There is power in letting go. I know this in my head, but not in my bones, in my heart. In my heart, I want to hang on, to not let go. I would not be a good Buddhist, I think. In Buddhism, detachment is seen as a sign of spiritual maturity. But, I believe, it is not me. I cannot be detached when I feel so passionately about so many things. Detachment is a good way to prevent getting a broken heart, but is that really the way I want to live?
I force myself to take a breath. Attachment is good in some instances. It is how we form connections with those we love and how we stand fast to our moral values. It’s good to be attached to our family and our principles, isn’t it?

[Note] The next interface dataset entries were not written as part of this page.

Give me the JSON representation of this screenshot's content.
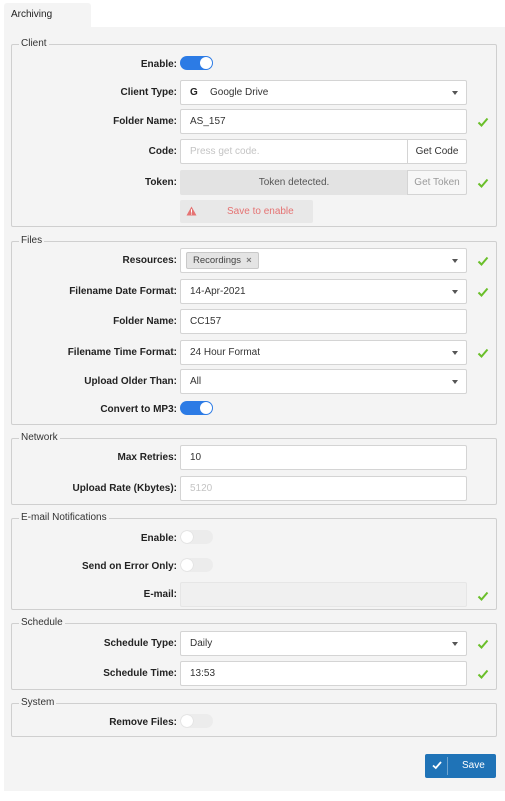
{
  "tab": {
    "label": "Archiving"
  },
  "client": {
    "legend": "Client",
    "enable_label": "Enable:",
    "enable_on": true,
    "client_type_label": "Client Type:",
    "client_type_value": "Google Drive",
    "client_type_icon": "google-g-icon",
    "folder_name_label": "Folder Name:",
    "folder_name_value": "AS_157",
    "code_label": "Code:",
    "code_placeholder": "Press get code.",
    "get_code_button": "Get Code",
    "token_label": "Token:",
    "token_status": "Token detected.",
    "get_token_button": "Get Token",
    "save_to_enable": "Save to enable"
  },
  "files": {
    "legend": "Files",
    "resources_label": "Resources:",
    "resources_tags": [
      "Recordings"
    ],
    "date_format_label": "Filename Date Format:",
    "date_format_value": "14-Apr-2021",
    "folder_name_label": "Folder Name:",
    "folder_name_value": "CC157",
    "time_format_label": "Filename Time Format:",
    "time_format_value": "24 Hour Format",
    "upload_older_label": "Upload Older Than:",
    "upload_older_value": "All",
    "convert_mp3_label": "Convert to MP3:",
    "convert_mp3_on": true
  },
  "network": {
    "legend": "Network",
    "max_retries_label": "Max Retries:",
    "max_retries_value": "10",
    "upload_rate_label": "Upload Rate (Kbytes):",
    "upload_rate_placeholder": "5120"
  },
  "email": {
    "legend": "E-mail Notifications",
    "enable_label": "Enable:",
    "enable_on": false,
    "error_only_label": "Send on Error Only:",
    "error_only_on": false,
    "email_label": "E-mail:",
    "email_value": ""
  },
  "schedule": {
    "legend": "Schedule",
    "type_label": "Schedule Type:",
    "type_value": "Daily",
    "time_label": "Schedule Time:",
    "time_value": "13:53"
  },
  "system": {
    "legend": "System",
    "remove_files_label": "Remove Files:",
    "remove_files_on": false
  },
  "footer": {
    "save_button": "Save"
  },
  "colors": {
    "accent": "#2c7be5",
    "success": "#6abf2a",
    "warning": "#e57373",
    "button": "#1f73b7"
  }
}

Attachment to my family is good as long as I don’t become clingy, needy or insecure. I must be aware that I am responsible for my own happiness, not my husband, not my sons, not even my grandchildren (even though they do bring me a lot of joy). When I detach, I can still have healthy, productive, even passionate relationships with those I love, free of unhealthy fears and stifling fixations. It means I accept each person as they truly are, giving unconditional love with no expectations.
Attachment to my values is good as long as I don’t become rigid, unable to consider any possible solutions to moral dilemmas other than my own pre-conceived ideas. There is a gray area between moral ambiguity and being a narrow-minded, inflexible bigot. As Pope Francis said “Let us go towards the Gospel, let us go towards Jesus. This … means seeking the truth: morality is an act of love always, love for God and for one’s neighbor, it is an act that leaves space for the conversion of the other, it is not quick to condemn.” Let me head for that gray space between the two extremes.
So, maybe some detachment would be appropriate, especially since I don’t have the power to stop time. Maybe a better response to shortening days, migrating birds and butterflies, and dying spiders would be to find the beauty in today, rather than lament the lost beauty of yesterday. Perhaps I could learn to love the subtle appeal of a brown and gray landscape. It could be time to focus on the gray areas in life.
As the medieval Christian theologian and mystic Meister Eckhard said “He who would be serene and pure needs but one thing, detachment.” Or, as Frank Costanza (from the Jerry Seinfeld Show) so memorably put it, “Serenity now! Serenity now!”
I am linking up with Jessica and Amy at Live Life Well, Running on Happy and Fairytales and Fitness for their Friday 5, Susan B Mead for Dancing With Jesus, Crystal Twaddell for Fresh Market Friday, Spiritual Sundays for Welcome, Embracing the Unexpected for Grace and Truth, The Blended Blog for Friday Loves, Peabea Photography for Sunday Scripture Blessings, Just a Second for Scripture and a Snapshot, Anita Ojeda for Inspire Me Monday, A Jar Full of Marigolds for Selah, and Counting My Blessings for Faith ‘n Friends.